Giant cell tumors of soft tissue are relatively uncommon tumors. They are considered to be the soft tissue counterpart to giant cell tumors of bone. Both tumors consist of multi-nucleated giant cells evenly distributed throughout a background of epithelioid mononuclear cells, and are usually benign, but can be locally invasive. Giant cell tumors of soft tissue typically occur in patients over age 40, and show no gender or racial predilection. They present as firm, well demarcated masses, which are not connected to the underlying muscle, tendon, or bone. Giant cell tumors of soft tissue are generally small, and tend to be less than 10 centimeters. They occur most frequently in the superficial soft tissue of the lower extremities, but may also occur in the in the deep soft-tissue as well as in other locations including the upper extremities, abdomen, and pelvis.

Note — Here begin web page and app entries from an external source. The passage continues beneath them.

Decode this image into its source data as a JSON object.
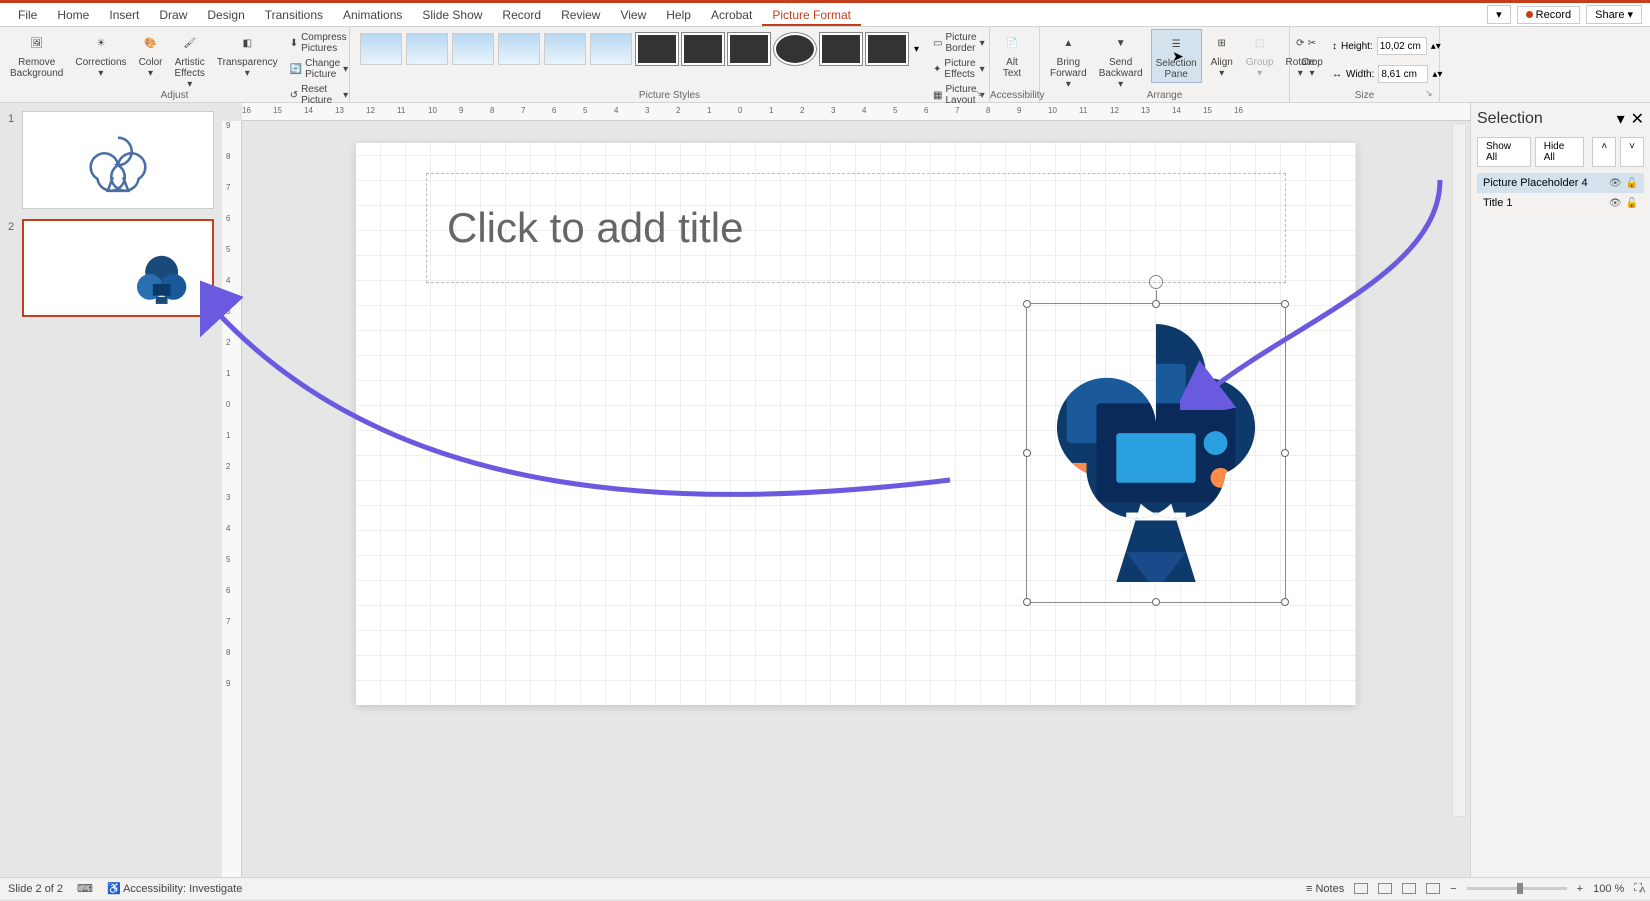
{
  "menus": {
    "file": "File",
    "home": "Home",
    "insert": "Insert",
    "draw": "Draw",
    "design": "Design",
    "transitions": "Transitions",
    "animations": "Animations",
    "slideshow": "Slide Show",
    "record_tab": "Record",
    "review": "Review",
    "view": "View",
    "help": "Help",
    "acrobat": "Acrobat",
    "picture_format": "Picture Format",
    "record_btn": "Record",
    "share_btn": "Share"
  },
  "ribbon": {
    "adjust": {
      "label": "Adjust",
      "remove_bg": "Remove\nBackground",
      "corrections": "Corrections",
      "color": "Color",
      "artistic": "Artistic\nEffects",
      "transparency": "Transparency",
      "compress": "Compress Pictures",
      "change": "Change Picture",
      "reset": "Reset Picture"
    },
    "styles": {
      "label": "Picture Styles",
      "border": "Picture Border",
      "effects": "Picture Effects",
      "layout": "Picture Layout"
    },
    "accessibility": {
      "label": "Accessibility",
      "alt_text": "Alt\nText"
    },
    "arrange": {
      "label": "Arrange",
      "bring_fwd": "Bring\nForward",
      "send_back": "Send\nBackward",
      "sel_pane": "Selection\nPane",
      "align": "Align",
      "group": "Group",
      "rotate": "Rotate"
    },
    "size": {
      "label": "Size",
      "crop": "Crop",
      "height_label": "Height:",
      "height_val": "10,02 cm",
      "width_label": "Width:",
      "width_val": "8,61 cm"
    }
  },
  "ruler_h": [
    "16",
    "15",
    "14",
    "13",
    "12",
    "11",
    "10",
    "9",
    "8",
    "7",
    "6",
    "5",
    "4",
    "3",
    "2",
    "1",
    "0",
    "1",
    "2",
    "3",
    "4",
    "5",
    "6",
    "7",
    "8",
    "9",
    "10",
    "11",
    "12",
    "13",
    "14",
    "15",
    "16"
  ],
  "ruler_v": [
    "9",
    "8",
    "7",
    "6",
    "5",
    "4",
    "3",
    "2",
    "1",
    "0",
    "1",
    "2",
    "3",
    "4",
    "5",
    "6",
    "7",
    "8",
    "9"
  ],
  "slides": {
    "n1": "1",
    "n2": "2"
  },
  "canvas": {
    "title_placeholder": "Click to add title"
  },
  "selection_pane": {
    "title": "Selection",
    "show_all": "Show All",
    "hide_all": "Hide All",
    "items": [
      {
        "name": "Picture Placeholder 4",
        "selected": true
      },
      {
        "name": "Title 1",
        "selected": false
      }
    ]
  },
  "status": {
    "slide_info": "Slide 2 of 2",
    "accessibility": "Accessibility: Investigate",
    "notes": "Notes",
    "zoom": "100 %"
  }
}
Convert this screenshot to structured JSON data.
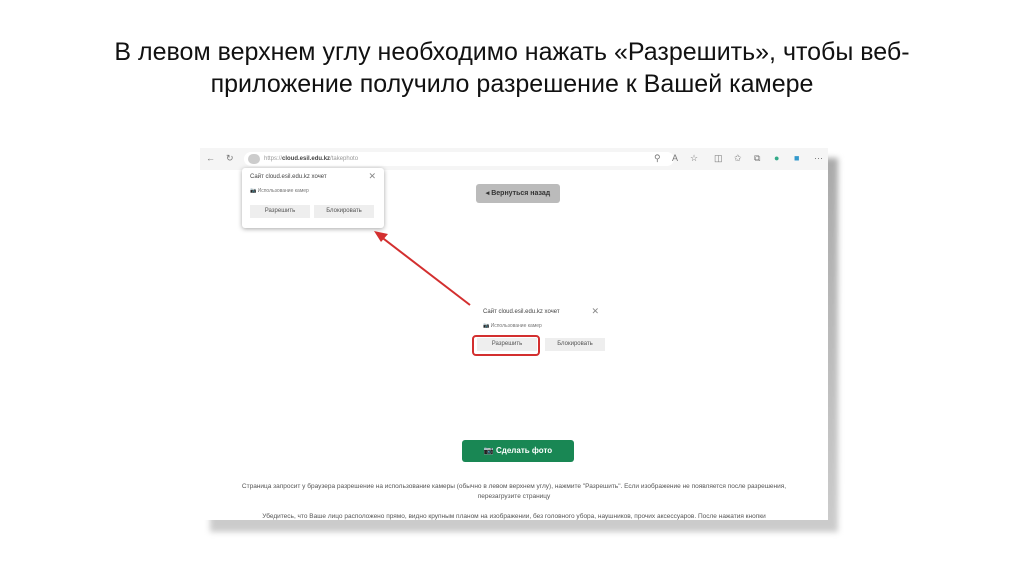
{
  "slide": {
    "title_line1": "В левом верхнем углу необходимо нажать «Разрешить», чтобы веб-",
    "title_line2": "приложение получило разрешение к Вашей камере"
  },
  "browser": {
    "url_prefix": "https://",
    "url_host": "cloud.esil.edu.kz",
    "url_path": "/takephoto"
  },
  "permission_popup": {
    "title": "Сайт cloud.esil.edu.kz хочет",
    "capability": "Использование камер",
    "allow": "Разрешить",
    "block": "Блокировать",
    "close": "✕"
  },
  "page": {
    "back_button": "Вернуться назад",
    "photo_button": "Сделать фото",
    "note1": "Страница запросит у браузера разрешение на использование камеры (обычно в левом верхнем углу), нажмите \"Разрешить\". Если изображение не появляется после разрешения, перезагрузите страницу",
    "note2": "Убедитесь, что Ваше лицо расположено прямо, видно крупным планом на изображении, без головного убора, наушников, прочих аксессуаров. После нажатия кнопки"
  },
  "colors": {
    "accent_green": "#198754",
    "highlight_red": "#d32f2f"
  }
}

Recommended CitationSchneider, Rachel and O'Hara, Brian J., "Giant Cell Tumor of Soft Tissue: A Case Study" (2014). Department of Pathology Honors Program Student Research Symposium. Poster 31.